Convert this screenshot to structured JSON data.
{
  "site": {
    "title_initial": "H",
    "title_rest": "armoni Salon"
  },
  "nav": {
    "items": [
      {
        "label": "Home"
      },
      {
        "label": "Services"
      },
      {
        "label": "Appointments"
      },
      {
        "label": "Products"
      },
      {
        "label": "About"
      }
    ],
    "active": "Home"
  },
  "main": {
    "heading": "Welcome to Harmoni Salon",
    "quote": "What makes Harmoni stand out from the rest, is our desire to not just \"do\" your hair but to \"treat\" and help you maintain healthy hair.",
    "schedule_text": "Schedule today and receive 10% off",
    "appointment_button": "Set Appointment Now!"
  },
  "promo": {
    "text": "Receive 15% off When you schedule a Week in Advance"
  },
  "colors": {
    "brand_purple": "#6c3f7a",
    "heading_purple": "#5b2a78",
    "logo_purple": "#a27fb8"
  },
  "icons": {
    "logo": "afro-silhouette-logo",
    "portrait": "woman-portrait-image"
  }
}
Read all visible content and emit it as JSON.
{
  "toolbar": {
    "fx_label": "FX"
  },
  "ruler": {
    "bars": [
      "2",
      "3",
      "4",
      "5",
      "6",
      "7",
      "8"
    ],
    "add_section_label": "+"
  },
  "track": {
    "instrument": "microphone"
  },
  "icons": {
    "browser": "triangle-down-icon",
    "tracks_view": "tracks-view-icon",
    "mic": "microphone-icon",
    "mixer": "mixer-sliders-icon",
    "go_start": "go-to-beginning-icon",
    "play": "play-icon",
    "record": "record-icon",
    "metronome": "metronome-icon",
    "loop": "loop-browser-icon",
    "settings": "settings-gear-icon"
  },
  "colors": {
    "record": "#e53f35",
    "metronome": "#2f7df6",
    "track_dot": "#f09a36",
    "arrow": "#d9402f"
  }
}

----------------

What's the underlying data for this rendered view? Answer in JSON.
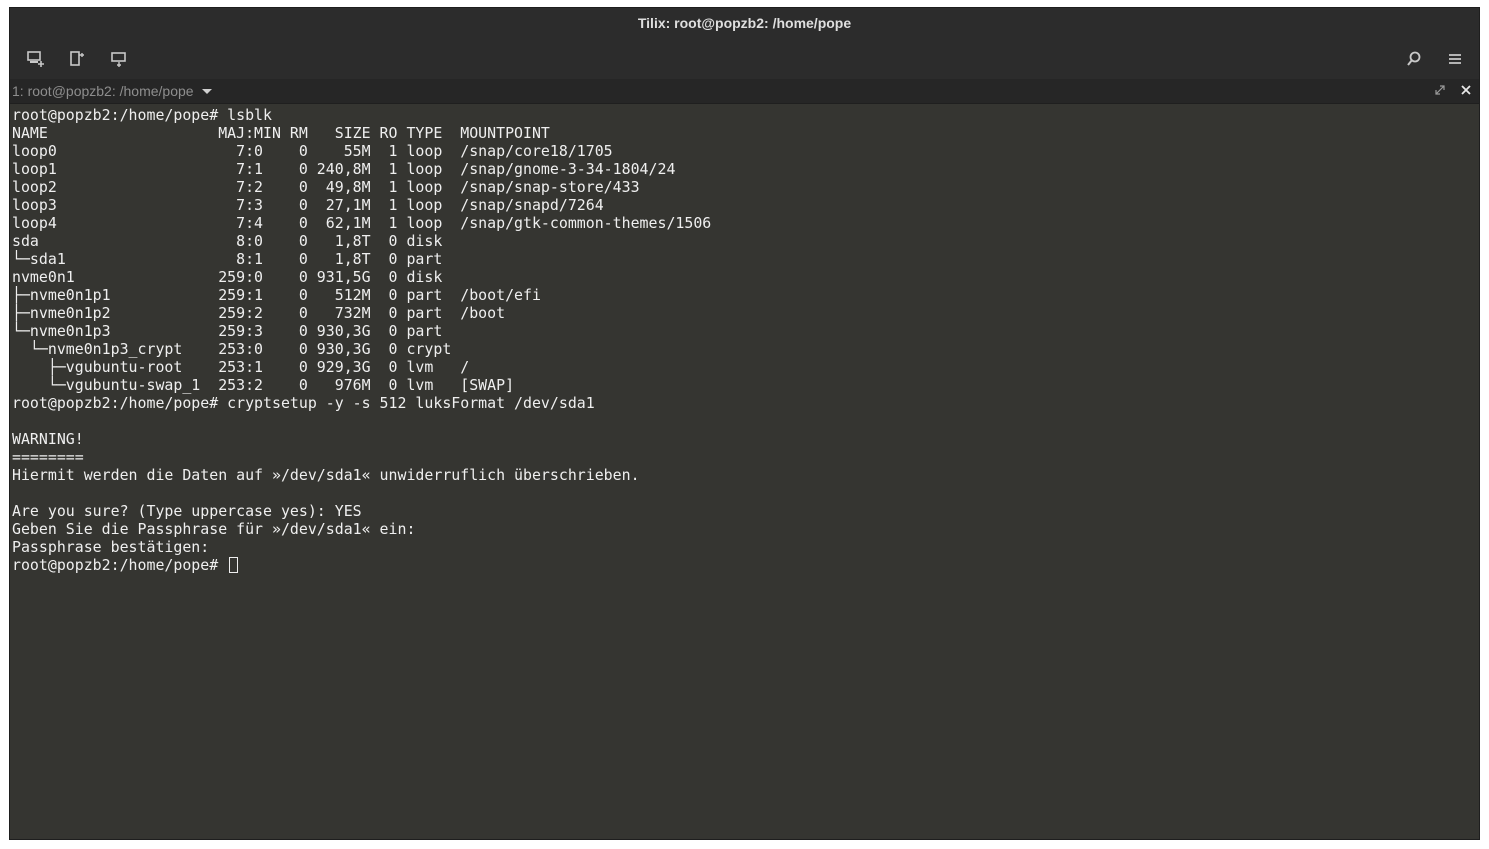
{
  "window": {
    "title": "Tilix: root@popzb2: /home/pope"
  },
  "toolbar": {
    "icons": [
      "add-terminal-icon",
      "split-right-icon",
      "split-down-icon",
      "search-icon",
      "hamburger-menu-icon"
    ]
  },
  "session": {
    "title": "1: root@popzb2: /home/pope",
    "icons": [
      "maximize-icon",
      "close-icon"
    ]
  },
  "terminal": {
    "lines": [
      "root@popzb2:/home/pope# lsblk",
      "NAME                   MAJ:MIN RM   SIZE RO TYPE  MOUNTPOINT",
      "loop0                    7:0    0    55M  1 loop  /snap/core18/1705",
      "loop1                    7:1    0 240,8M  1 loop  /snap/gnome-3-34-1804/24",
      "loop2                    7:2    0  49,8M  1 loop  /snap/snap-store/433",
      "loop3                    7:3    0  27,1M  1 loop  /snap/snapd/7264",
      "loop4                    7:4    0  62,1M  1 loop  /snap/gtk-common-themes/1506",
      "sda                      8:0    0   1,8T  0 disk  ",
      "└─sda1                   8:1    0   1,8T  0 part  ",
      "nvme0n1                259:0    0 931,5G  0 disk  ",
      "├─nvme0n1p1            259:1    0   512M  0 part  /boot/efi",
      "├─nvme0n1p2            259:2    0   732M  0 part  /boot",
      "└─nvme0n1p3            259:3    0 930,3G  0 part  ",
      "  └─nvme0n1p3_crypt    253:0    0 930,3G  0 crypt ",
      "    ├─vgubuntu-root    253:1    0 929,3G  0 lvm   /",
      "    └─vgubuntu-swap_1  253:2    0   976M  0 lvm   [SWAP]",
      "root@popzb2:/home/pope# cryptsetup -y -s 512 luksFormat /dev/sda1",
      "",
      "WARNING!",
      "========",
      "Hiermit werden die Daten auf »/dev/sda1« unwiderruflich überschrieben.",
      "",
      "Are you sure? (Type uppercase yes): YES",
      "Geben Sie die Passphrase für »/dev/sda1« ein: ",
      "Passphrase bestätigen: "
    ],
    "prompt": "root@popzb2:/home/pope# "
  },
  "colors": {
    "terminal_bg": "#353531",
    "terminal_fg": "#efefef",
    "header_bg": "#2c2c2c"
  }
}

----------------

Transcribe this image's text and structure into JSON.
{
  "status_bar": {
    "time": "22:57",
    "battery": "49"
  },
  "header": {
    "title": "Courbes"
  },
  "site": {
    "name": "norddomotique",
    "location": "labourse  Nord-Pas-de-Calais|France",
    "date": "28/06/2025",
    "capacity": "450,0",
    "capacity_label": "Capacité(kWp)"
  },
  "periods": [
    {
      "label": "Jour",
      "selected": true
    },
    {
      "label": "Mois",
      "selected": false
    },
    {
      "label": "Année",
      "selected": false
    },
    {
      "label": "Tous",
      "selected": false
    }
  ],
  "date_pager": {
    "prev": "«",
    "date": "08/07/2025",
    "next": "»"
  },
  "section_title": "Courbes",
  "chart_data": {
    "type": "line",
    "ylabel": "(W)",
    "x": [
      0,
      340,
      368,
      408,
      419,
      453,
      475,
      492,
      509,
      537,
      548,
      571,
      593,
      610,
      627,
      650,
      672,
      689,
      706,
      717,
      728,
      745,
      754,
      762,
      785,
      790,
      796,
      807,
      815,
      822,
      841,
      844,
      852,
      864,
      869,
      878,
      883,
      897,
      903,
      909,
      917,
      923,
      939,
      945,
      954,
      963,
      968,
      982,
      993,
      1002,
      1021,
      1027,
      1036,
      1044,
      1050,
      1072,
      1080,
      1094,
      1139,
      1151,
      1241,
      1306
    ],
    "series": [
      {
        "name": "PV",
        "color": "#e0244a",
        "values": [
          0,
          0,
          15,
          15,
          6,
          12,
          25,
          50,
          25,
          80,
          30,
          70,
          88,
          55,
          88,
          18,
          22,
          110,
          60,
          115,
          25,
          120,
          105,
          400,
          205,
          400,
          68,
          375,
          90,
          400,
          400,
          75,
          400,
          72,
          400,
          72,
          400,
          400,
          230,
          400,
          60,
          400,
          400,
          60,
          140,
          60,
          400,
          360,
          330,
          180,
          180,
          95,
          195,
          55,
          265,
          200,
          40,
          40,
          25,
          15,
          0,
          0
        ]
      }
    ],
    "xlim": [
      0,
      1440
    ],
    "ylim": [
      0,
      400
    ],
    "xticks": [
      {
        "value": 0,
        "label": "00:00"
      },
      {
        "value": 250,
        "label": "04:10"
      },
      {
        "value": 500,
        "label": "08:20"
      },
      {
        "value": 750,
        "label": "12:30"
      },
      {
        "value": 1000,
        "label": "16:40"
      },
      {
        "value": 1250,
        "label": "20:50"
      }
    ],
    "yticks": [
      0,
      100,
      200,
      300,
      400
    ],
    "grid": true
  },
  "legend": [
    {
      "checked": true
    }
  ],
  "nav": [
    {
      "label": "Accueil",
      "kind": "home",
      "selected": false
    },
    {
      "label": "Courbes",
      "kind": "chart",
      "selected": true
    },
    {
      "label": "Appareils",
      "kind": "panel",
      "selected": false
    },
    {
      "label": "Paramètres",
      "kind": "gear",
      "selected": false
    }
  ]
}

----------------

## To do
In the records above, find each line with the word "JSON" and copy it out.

## Exercise answer
Convert this screenshot to structured JSON data.
Read all visible content and emit it as JSON.
What's the underlying data for this rendered view? Answer in JSON.
Transcribe this image's text and structure into JSON.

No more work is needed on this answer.